Sounds perfectly logical. And Wall Street appears to be corroborating the theory. "You have this huge migration moving from grossly overweight fixed income back into equities," says John Stoltzfus, Chief Market Strategist at Oppenheimer. The only problem? The data tells an entirely different story.

Here's the proof in a single chart – and, more importantly, why Wall Street's latest deception ironically bodes well for us…

Stocks Back En Vogue

I'll be the first to admit that a transition is afoot. In January, investors (finally) rediscovered stocks. U.S. stock funds reversed 20 consecutive months of outflows by attracting a record $18.4 billion. And over the course of the first quarter, the enthusiasm for stocks intensified. According to the fund tracker, EPFR Global, investors plowed a total of $53.9 billion into stock funds in the first three months of the year.

Yet none of these purchases were fueled by the sale of bonds.

(click to enlarge)

As you can see, U.S. bond funds actually attracted another $43 billion in fresh capital in the first quarter. Granted, that's down about $30 billion from the same period last year. But it's still a net inflow, which indicates that investors aren't rotating out of bonds one bit.

So where's the money coming from to buy stocks? Money market funds. Based on EPFR data, investors yanked a total of $103.9 billion out of these funds in the first quarter. The latest numbers from the Federal Reserve support the EPFR data, too. According to the Fed, the $644-billion influx into savings accounts and CDs we witnessed in 2012 slowed to a trickle this year.

As I'm sure someone will point out, I'm basing my conclusion on data for the first quarter of 2013, which ended about six weeks ago. And a lot can happen in that amount of time.

Fair enough. But even if we look at the most recent data, it's clear that a rotation out of bonds still isn't underway.

Survey Says? Bonds Over Stocks

The latest weekly report from EPFR reveals that investors still prefer bonds to stocks. Case in point: For the week ending May 10, global bond inflows totaled $13.07 billion, versus $10.49 billion for stocks. And if we focus only on U.S. flows, bond funds and stock funds finished the week almost dead even at about $7 billion. So investors certainly aren't ditching bonds en masse in the United States, either.

Of course, those headline figures don't tell the whole story.
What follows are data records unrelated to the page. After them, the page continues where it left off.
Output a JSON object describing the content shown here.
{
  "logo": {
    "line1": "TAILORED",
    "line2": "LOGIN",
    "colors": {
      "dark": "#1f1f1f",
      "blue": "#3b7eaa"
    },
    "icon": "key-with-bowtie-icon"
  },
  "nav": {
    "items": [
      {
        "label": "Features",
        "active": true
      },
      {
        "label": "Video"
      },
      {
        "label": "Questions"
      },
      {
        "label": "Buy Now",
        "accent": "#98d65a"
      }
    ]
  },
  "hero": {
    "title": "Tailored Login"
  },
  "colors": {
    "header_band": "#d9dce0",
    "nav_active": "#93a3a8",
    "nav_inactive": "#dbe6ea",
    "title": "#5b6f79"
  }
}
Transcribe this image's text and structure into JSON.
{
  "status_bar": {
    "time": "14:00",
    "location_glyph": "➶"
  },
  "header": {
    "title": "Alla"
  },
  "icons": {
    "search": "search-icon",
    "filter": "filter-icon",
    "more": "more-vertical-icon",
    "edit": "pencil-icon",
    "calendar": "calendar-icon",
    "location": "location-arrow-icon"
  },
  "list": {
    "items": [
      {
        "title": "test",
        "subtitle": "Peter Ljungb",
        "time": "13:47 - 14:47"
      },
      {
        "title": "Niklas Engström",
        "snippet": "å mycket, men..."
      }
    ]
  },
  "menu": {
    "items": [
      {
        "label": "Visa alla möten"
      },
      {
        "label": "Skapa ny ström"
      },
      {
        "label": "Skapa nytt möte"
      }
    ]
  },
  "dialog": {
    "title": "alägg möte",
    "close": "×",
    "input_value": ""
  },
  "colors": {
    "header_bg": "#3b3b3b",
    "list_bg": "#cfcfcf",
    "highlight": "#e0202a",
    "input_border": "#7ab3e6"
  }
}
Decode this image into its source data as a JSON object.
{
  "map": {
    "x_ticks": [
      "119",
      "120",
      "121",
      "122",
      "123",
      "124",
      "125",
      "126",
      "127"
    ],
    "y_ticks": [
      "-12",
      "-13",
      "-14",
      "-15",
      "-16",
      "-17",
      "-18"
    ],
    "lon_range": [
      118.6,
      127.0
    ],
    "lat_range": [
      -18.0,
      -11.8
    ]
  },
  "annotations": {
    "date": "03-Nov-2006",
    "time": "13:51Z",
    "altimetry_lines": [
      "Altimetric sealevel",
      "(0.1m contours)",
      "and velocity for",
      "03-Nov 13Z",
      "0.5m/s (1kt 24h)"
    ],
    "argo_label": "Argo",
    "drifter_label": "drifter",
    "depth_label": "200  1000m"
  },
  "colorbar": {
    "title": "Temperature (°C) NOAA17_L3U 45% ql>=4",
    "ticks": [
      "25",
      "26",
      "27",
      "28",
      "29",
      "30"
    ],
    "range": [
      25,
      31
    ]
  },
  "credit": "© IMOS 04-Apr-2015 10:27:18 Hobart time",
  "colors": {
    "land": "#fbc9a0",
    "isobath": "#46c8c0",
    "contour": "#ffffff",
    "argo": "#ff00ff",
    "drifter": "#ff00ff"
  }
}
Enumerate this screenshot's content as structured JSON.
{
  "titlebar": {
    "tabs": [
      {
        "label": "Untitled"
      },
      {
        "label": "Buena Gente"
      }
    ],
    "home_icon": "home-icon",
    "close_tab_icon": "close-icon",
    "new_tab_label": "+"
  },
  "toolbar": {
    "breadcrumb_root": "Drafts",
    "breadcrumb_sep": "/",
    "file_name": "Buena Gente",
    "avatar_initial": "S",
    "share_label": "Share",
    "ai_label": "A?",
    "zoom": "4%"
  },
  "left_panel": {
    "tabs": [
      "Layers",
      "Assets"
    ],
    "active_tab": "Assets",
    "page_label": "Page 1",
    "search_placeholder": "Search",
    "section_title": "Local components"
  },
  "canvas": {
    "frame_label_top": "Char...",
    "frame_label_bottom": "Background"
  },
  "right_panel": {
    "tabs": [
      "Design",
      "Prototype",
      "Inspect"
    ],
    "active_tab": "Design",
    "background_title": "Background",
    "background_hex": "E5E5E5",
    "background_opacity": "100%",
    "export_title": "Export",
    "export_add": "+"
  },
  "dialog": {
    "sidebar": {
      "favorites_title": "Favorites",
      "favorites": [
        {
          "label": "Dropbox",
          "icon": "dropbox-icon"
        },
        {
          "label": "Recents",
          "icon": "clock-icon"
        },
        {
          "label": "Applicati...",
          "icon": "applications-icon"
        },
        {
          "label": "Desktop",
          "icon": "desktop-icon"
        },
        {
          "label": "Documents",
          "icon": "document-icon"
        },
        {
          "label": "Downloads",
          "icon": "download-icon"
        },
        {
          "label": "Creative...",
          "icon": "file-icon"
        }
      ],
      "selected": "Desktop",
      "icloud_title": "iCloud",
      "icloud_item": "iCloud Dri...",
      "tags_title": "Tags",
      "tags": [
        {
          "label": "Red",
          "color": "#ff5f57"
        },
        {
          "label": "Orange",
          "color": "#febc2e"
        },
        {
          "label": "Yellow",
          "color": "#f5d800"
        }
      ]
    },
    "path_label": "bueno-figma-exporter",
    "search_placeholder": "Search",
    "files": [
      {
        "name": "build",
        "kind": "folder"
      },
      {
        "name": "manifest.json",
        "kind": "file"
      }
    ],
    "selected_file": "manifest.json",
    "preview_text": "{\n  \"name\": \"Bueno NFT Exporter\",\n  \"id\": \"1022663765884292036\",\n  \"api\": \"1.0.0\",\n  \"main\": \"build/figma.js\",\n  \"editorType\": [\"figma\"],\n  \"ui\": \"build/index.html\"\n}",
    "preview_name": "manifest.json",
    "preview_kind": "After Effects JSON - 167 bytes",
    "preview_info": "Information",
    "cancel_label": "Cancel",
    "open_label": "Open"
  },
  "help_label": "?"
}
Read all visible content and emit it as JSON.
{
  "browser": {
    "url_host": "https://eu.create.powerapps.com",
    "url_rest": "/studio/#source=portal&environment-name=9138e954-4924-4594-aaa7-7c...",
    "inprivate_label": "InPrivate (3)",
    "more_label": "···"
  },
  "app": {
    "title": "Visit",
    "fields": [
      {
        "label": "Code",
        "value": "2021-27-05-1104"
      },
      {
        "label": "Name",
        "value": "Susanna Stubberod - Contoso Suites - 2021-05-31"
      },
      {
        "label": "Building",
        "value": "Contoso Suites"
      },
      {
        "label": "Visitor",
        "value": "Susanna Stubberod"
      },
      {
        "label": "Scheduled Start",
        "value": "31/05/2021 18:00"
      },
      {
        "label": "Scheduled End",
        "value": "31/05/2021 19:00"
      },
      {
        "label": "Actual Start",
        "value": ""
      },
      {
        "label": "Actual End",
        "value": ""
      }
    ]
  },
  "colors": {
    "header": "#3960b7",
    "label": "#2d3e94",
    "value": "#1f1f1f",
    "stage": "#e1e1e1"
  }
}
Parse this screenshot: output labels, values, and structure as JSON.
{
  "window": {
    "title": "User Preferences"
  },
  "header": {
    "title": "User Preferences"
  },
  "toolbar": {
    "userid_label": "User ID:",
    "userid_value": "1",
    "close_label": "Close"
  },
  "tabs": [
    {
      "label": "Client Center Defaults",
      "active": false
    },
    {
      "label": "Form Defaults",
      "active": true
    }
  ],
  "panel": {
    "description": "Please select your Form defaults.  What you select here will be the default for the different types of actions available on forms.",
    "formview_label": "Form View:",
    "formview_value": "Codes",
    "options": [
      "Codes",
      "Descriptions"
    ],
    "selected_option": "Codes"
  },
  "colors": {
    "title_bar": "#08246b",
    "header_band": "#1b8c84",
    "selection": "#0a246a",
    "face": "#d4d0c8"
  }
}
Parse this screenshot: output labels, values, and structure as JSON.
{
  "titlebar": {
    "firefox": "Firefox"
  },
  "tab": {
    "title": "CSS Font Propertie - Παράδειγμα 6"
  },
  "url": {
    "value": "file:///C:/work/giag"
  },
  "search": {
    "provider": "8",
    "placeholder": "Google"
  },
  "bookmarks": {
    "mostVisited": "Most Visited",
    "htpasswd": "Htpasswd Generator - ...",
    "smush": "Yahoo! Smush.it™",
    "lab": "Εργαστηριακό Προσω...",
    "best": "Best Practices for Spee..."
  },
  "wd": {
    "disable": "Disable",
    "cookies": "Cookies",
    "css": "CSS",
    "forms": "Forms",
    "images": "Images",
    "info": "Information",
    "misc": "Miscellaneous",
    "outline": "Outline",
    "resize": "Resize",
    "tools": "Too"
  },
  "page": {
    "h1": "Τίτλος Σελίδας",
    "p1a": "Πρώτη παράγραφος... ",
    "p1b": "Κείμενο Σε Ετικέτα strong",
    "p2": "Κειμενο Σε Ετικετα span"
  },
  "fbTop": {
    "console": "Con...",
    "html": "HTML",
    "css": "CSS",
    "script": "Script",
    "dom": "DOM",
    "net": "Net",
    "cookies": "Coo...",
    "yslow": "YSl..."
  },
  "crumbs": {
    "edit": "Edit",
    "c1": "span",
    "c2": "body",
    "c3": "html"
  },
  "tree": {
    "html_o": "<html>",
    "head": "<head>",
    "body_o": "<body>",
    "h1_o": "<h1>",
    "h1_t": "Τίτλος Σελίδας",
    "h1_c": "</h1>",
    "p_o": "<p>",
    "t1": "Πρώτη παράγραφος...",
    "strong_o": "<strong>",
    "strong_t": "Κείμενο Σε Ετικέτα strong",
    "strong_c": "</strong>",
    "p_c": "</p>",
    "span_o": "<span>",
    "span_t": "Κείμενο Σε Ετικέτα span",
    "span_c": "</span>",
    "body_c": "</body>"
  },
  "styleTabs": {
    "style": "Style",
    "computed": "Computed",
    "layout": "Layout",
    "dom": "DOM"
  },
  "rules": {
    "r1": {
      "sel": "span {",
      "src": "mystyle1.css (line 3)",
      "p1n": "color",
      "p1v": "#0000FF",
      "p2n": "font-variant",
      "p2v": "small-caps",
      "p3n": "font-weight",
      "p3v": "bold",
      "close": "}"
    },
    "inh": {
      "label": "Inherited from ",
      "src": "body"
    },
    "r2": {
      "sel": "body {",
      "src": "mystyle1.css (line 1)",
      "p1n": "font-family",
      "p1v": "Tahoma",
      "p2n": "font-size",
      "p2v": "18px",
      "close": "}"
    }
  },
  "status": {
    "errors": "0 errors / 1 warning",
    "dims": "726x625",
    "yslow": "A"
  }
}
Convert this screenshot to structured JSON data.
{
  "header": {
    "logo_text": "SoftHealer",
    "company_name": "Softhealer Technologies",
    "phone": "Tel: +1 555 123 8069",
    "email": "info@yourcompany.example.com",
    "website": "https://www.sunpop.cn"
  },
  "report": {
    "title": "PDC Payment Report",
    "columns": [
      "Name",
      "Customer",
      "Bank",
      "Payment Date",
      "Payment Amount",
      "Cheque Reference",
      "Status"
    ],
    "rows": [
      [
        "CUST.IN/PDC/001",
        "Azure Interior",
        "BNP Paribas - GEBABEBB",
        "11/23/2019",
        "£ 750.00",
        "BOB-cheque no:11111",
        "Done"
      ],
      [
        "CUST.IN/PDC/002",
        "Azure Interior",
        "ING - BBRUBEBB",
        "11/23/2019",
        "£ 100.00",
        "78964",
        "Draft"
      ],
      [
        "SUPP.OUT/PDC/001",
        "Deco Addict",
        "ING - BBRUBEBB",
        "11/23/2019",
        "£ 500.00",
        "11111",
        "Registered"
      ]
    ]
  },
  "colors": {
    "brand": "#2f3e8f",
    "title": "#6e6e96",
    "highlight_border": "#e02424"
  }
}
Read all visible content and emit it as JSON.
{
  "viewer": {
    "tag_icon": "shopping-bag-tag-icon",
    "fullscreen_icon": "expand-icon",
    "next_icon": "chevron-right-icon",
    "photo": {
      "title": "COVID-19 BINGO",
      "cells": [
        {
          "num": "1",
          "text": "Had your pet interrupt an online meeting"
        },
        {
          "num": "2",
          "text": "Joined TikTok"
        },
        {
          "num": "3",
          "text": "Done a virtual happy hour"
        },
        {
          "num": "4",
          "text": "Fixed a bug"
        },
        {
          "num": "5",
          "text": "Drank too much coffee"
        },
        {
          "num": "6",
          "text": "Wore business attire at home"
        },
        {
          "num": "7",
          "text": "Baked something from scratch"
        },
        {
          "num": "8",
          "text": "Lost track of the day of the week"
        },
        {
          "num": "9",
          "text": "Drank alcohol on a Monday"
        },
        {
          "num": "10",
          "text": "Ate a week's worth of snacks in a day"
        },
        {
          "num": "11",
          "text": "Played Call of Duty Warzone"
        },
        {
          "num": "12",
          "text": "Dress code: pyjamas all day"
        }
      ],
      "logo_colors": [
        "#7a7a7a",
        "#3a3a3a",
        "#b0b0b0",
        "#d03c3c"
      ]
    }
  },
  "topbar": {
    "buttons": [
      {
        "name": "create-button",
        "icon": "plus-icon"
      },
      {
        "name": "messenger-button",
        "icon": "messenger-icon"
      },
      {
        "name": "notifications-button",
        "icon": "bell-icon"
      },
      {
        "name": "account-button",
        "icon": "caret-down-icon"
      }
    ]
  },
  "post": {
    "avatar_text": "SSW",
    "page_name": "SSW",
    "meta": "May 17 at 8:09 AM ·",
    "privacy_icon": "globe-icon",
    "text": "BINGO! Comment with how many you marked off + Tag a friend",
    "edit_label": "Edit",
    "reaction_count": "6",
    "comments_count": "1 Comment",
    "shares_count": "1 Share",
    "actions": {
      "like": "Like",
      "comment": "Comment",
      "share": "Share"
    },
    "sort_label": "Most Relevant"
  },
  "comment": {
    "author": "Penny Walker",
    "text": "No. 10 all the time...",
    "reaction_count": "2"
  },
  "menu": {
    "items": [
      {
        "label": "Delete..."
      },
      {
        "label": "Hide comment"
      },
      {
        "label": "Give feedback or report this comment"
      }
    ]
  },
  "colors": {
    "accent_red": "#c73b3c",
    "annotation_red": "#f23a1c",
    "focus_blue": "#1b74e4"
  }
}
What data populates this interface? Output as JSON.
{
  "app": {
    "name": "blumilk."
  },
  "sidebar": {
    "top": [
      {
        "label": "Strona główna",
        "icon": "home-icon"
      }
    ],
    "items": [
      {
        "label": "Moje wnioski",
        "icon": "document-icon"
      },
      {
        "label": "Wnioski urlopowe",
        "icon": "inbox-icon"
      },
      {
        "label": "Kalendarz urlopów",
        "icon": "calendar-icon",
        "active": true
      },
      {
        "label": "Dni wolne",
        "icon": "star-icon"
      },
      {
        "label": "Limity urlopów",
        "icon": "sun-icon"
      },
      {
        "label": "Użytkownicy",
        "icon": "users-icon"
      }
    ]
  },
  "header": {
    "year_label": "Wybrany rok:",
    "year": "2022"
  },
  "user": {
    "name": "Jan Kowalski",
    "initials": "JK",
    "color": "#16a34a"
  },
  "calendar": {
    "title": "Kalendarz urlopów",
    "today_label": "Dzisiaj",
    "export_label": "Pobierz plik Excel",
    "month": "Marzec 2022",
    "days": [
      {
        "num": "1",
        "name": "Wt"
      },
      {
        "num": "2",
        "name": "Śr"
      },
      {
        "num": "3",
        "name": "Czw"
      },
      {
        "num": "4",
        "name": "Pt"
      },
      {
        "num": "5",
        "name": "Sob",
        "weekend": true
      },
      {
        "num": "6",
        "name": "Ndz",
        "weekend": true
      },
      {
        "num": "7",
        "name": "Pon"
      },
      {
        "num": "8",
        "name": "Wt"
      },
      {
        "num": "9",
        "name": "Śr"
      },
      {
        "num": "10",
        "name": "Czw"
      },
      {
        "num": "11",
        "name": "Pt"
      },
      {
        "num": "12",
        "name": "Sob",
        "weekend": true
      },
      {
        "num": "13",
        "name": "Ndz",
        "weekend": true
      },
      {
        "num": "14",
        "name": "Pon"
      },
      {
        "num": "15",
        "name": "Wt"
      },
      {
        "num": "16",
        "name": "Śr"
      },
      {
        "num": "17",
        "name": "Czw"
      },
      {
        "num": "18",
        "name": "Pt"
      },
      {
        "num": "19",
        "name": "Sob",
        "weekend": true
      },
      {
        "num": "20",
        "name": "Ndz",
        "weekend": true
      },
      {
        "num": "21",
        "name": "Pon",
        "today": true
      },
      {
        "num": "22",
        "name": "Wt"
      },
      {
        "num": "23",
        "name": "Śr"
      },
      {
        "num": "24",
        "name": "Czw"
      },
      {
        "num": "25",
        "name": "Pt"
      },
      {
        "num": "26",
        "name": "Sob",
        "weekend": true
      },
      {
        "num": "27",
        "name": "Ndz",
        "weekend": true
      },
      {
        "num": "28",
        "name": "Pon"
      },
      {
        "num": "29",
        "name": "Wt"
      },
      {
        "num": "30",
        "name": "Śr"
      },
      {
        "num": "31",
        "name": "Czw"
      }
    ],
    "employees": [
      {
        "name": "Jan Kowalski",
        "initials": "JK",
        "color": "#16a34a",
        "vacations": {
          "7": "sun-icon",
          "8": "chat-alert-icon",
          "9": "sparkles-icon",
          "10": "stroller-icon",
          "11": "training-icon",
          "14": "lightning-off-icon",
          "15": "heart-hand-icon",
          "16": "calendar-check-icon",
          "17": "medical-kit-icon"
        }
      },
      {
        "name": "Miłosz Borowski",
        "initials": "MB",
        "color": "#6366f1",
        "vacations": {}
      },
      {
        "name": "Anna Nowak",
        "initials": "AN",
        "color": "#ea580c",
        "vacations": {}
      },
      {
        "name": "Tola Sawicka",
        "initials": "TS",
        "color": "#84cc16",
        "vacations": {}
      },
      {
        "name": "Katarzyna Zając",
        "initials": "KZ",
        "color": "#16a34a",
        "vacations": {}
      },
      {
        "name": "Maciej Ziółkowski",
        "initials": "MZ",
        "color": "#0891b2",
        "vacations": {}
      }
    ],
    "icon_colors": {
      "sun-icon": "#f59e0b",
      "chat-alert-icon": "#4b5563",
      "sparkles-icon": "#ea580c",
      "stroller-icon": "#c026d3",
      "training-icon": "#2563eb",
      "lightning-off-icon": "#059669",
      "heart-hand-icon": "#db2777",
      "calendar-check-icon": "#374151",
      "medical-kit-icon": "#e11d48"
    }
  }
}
As Cameron Brandt, EPFR Global's Director of Research, said, "A single ETF accounted for over $5 billion of the total net [equity] inflows and retail redemptions were the second highest year-to-date."

Bottom line: Forget all the chatter about the so-called "Great Rotation." Investors still love bonds more than stocks, which means this bull market has plenty more room to run.

Source: Exposing The 'Great Rotation' Exaggeration In One Chart